Every stone reveals a part of the Earth’s history. Whether formed from magma or fossil rich sediments, this ancient building material is inextricably linked to our civilisation. Our monuments and great buildings of the past and present still require its timeless beauty, and to that end it is extensively quarried and shipped around the world at great effort and expense. It is no mean feat to cut and process the massive blocks hewn from the earth, even with the colossal machinery used today.
Patterns & Appearance
We use the commercial approach when classifying some stone as marble, when scientifically it is a limestone. It is common for stonemasons and suppliers within the industry to class unmetamorphosed limestone as marble, especially when it takes a high polish. Also differing international standards and industry traditions can confuse classifications, for example some materials are nominated a granite in Asia, when European Standard (EN) states they must be assigned as anorthosite. For reference tables and help identifying stone go here.
Granite – Gabbro – Gneiss – Quartzite – Basalt – Composite Quartz
Formed from the slow or rapid cooling of magma, further metamorphosis and crystallisation can take place to create varied and colourful patterns.
Igneous rocks that have undergone a metamorphosis into a gnessic rock often have a marble-like appearance, the quartzite also exhibits these qualities having undergone a similar process. Colourful ribbons and bands can form creating striking patterns.
Composite quartz is included here as although it is man made, its over 90% quartz and hard to scratch.
Limestone – Marble – Slate – Onyx – Travertine – Sandstone
LIMESTONE – sedimentary rock, mostly the precursor material for marble. As no recrystallization has occurred the ancient organisms and plant life are often still discernible. Easily polished and worked, and very vulnerable to acids.
MARBLE – organisms and plant life over millions of years created enormous sediment deposits in the primordial oceans, as with limestone. Sinking deep into the Earth’s crust, they were subjected to increasing heat and pressure causing recrystallisation. The result is a stone widely sought after by sculptors for their statues, citing its skin like properties and illusion of depth in its surface.
ONYX – a rare crypto-crystalline material, sourced in low volumes. Extremely translucent and available in many colours, the large crystals form a truly unique slab.
TRAVERTINE – sponge-like sedimentary rock requiring extensive filling.
SANDSTONE – sedimentary rock, mainly composed of sand-sized quartz or rock grains. Widely available around the globe, in different grain sizes and colours. Highly compacted, the surface is open, porous and sandy to the touch.
APPEARANCE & PATTERNATION
Another useful way of exploring stones is by their appearance or pattern. They can be a constant, plain colour or have a pattern. The pattern can be further subdivided into uniform-subtle, uniform-bold, irregular-subtle, and irregular-bold.

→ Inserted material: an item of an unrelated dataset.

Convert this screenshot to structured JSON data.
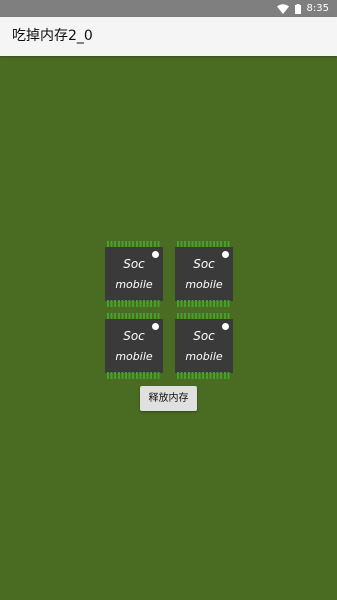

Constant colour throughout
A grain or fleck pattern is repeated over slab creating a consistent homogeneous look that varies little over one slab.
Pattern is sporadic. One area of material will not necessarily match or align neatly with another area.
Pattern can be sporadic but exists in muted tones.
Significant, vivid structures (sparkling or pearlescent elements, veins, clusters, bands, stripes, ribbons) with strong colouring and crystalline grain, can create a dramatic and striking statement.
|Subtle||A grain or mild pattern, speckles and clusters which easily form continuous joins||Distinctive markings but in muted tones allow flexible placement|
|Bold||Features stand out but occur in regular pattern allowing easy matches||Stong features require careful planning of joints, possibility of bookmatching.|
Two most common types of quarry are hillside and open-pit. Some stone is mined, which is even more difficult and expensive. Three main techniques are employed to remove a block from a deposit; wire saws, rock hammer drills and gallery saws. Explosives are used but have more limited use because of the potential damage to the deposit. They are used in smaller amounts in localised areas or to remove large debris.
Wire saws: Holes are cut into the deposit, through which wires are passed and joined to form a continuous loop. It is tensioned and pulled through by a series of pulleys whilst an abrasive slurry is pumped through, creating a cutting action. Newer technology utilises diamond wire allowing harder stones to be extracted this way.
Rock hammer drills: A series of parallel holes are drilled forming the outline of the desired cut, into which hydraulic wedges are placed to break the block free. Sometimes explosives are used in the holes instead. Large piles of debris are placed below the falling block to lessen the impact. Often used for granites and other hard deposits.
Gallery saw: Resembling a large chainsaw, it pivots at the base and slices through the deposit in much the same manner as a chainsaw would through timber.
Some foliated stone like slate can be split along naturally occurring cleaved planes, by driving steel pry bars into these areas.
Orientation of the cut has little bearing on most stones, but some patterns alter drastically depending on the type of cut. These are referred to as vein cut and cross cut.
The blocks are then cut into slabs by a large single saws, gang saws or wire saws. These slabs are then processed on automated conveyor systems through the various stages of finishing.